Sure, I fill my days with projects and to-do lists, because I’d go insane without structure— and, thankfully, said projects are all things I absolutely love, not a jobby job that I am obligated to take on to make ends meet. I have the support of so many people, so many people who love me and believe that I’m doing something worthwhile— not just playing or fooling myself. But the main goal of my everyday is to transform my body into the best possible running machine it can be, all so that on a Saturday in June 2016, I can run a race and make an Olympic team. That’s the only goal of my day, every day. The only thing I have to do is run. And you admire that— you really do.
It’s been hard for me to comprehend— that running can be my career, my job, my main goal— and that that is okay. I see professional runners literally eat, drink, sleep, and run (maybe a video game or two thrown in for good measure) day in and day out, and vow to never be so single-minded. I’ve been in a panic for three years, worried that this running thing is pushing me farther behind in my “real careers”— my writing, my journalism, and especially my wedding world. I’m afraid of being out of the loop, of missing everyday meetings and not taking on clients or building up my resume. But God— there’s time for that. There is so much time for that.
What there isn’t time for is this Olympic dream. It’s now or never— and I’m finally starting to embrace it. Thank goodness there’s nearly 3 years until I need to stand on that Olympic Trials starting line; I plan on soaking in and loving every single second.
A few more days
A final Hi meeting

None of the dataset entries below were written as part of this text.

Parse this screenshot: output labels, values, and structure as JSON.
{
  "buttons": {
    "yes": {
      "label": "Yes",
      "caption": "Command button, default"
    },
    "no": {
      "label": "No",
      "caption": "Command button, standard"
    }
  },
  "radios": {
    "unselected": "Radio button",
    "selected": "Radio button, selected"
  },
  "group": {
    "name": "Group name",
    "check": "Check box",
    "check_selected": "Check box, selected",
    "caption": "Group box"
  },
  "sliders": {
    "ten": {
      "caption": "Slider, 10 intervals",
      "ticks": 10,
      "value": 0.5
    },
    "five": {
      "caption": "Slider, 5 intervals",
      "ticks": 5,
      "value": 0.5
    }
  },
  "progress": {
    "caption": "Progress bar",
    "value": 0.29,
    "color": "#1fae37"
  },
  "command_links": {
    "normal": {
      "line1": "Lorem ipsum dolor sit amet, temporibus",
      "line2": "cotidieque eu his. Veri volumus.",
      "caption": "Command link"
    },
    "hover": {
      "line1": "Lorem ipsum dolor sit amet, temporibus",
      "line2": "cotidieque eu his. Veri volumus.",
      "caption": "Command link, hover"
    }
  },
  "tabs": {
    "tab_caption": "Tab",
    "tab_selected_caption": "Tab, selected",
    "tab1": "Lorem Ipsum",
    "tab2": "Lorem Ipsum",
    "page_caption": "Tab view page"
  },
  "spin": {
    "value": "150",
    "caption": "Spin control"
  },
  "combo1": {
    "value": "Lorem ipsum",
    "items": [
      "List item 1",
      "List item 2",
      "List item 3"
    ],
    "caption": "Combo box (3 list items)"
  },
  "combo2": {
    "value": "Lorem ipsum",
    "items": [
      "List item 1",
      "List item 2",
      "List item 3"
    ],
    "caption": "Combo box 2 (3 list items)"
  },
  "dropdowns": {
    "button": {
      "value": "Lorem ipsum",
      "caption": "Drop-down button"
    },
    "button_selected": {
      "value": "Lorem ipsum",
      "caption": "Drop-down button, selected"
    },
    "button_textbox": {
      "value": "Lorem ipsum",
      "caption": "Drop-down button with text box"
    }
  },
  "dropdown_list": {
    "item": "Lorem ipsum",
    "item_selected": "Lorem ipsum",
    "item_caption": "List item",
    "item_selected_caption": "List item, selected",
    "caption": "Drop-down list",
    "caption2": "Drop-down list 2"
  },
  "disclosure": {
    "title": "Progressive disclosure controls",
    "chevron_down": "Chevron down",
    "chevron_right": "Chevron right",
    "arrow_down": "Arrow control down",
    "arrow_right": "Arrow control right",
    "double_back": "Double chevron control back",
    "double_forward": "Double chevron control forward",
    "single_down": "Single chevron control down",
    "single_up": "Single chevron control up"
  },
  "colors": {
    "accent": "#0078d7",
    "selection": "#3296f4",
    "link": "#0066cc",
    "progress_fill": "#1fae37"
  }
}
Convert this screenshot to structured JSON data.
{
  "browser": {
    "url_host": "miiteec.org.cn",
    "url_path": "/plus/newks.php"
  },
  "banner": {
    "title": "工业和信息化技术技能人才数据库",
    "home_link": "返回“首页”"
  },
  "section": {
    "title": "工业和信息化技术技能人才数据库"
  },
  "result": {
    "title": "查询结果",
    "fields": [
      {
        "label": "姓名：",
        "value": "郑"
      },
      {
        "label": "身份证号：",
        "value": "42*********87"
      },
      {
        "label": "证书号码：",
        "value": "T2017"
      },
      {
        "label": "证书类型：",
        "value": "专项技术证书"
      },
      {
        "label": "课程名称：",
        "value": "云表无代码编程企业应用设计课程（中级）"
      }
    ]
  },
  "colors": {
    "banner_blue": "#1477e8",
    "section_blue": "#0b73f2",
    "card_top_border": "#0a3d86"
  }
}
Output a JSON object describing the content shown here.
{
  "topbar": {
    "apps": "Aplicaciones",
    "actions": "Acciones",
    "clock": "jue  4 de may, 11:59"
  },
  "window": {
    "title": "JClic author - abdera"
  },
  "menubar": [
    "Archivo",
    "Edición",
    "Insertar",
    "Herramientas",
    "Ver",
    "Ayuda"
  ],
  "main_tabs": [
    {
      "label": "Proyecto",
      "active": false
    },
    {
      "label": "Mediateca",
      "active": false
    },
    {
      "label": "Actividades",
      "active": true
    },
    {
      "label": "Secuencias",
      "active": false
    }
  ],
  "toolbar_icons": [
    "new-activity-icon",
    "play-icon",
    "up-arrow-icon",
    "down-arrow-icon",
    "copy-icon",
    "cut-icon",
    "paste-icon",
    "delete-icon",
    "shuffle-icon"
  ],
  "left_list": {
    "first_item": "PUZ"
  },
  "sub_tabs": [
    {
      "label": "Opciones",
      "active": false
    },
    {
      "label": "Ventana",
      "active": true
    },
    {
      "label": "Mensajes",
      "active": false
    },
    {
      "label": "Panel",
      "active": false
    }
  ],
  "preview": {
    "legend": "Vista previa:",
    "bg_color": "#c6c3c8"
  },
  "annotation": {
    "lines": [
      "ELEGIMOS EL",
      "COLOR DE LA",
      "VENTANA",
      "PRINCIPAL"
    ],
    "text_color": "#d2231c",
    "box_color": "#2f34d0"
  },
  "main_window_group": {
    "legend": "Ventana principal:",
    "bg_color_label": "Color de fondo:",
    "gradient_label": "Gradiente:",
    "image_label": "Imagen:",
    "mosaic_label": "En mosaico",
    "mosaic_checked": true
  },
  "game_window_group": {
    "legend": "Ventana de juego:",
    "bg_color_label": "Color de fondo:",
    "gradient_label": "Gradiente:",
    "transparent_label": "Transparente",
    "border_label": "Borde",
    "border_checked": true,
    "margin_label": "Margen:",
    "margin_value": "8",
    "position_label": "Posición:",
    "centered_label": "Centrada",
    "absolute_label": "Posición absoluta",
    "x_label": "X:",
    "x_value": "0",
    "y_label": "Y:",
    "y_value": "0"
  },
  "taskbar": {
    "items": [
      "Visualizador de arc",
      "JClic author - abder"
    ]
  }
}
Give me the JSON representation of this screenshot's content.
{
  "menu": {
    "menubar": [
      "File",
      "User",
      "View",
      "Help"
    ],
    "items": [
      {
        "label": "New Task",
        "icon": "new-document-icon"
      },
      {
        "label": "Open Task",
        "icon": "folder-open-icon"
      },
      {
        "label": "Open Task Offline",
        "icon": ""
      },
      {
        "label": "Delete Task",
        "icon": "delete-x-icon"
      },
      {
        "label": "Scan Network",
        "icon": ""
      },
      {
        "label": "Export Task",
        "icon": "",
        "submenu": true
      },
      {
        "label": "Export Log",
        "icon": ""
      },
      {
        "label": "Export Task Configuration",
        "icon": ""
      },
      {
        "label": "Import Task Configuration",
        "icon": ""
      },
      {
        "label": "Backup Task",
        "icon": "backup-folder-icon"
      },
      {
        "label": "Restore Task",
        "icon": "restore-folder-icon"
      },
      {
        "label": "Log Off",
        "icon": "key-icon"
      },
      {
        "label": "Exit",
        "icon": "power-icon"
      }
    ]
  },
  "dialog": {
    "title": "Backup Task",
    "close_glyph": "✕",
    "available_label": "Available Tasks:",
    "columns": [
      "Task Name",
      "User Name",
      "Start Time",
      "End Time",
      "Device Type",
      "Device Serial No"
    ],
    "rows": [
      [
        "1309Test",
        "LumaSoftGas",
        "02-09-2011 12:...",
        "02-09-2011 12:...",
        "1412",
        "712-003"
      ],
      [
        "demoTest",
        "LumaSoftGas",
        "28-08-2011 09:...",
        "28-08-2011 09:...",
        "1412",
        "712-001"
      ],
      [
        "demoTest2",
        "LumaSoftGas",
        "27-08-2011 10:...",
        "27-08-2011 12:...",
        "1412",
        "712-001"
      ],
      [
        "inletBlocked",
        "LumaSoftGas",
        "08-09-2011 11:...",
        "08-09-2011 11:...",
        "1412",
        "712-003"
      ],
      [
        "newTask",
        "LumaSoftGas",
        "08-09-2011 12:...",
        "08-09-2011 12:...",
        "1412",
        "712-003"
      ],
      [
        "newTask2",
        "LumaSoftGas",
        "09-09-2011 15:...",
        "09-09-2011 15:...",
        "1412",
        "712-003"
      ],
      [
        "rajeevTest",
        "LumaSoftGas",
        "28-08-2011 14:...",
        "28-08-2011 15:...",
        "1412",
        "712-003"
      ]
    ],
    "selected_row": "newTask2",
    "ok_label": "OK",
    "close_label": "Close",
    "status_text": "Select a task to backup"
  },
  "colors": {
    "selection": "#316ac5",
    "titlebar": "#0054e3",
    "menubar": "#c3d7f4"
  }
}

The local neighborhood bar has a quiet time between six and nine. It is a place that specializes in coffee, beer and seasonal menus. There is just enough of each for a satisfying snack and effective buzz. After the time when the laptop lids close and before the social gatherings start -- there is a sort of twilight*. Often this time is a fugitive ground rife with creative inspiration and meditative work -- of the kind that results in personal reward.*twilight may refer to civil, nautical or astronomical variety depending on your social or terrestrial condition
A man positions his mouse on the edge of his browser window. He clicks, holds and drags the viewport first left then right. The content of a video game promo micro site responds and adapts to the available space. To the man, this is more delightful than the game itself.
A man laboriously moves his piano down three levels onto the subway platform. Classic vocals and strided chords -- he played so well I swore he was blind. Oblivious to the heat on that August stage, he was most in touch with his audience -- whom he elevated with his music.
A woman should do exactly as she pleases no matter what a man may think.
As the Dalai Lama once said, "It is a time when there is much in the window, but nothing in the room."
"No one understands me," she said. Her grandmother was silent for a minute. It seemed she was searching for an answer in the star speckled sky. "But no one understands anyone in this world, darling. We are all unique. It is what gives us a sense of wonder."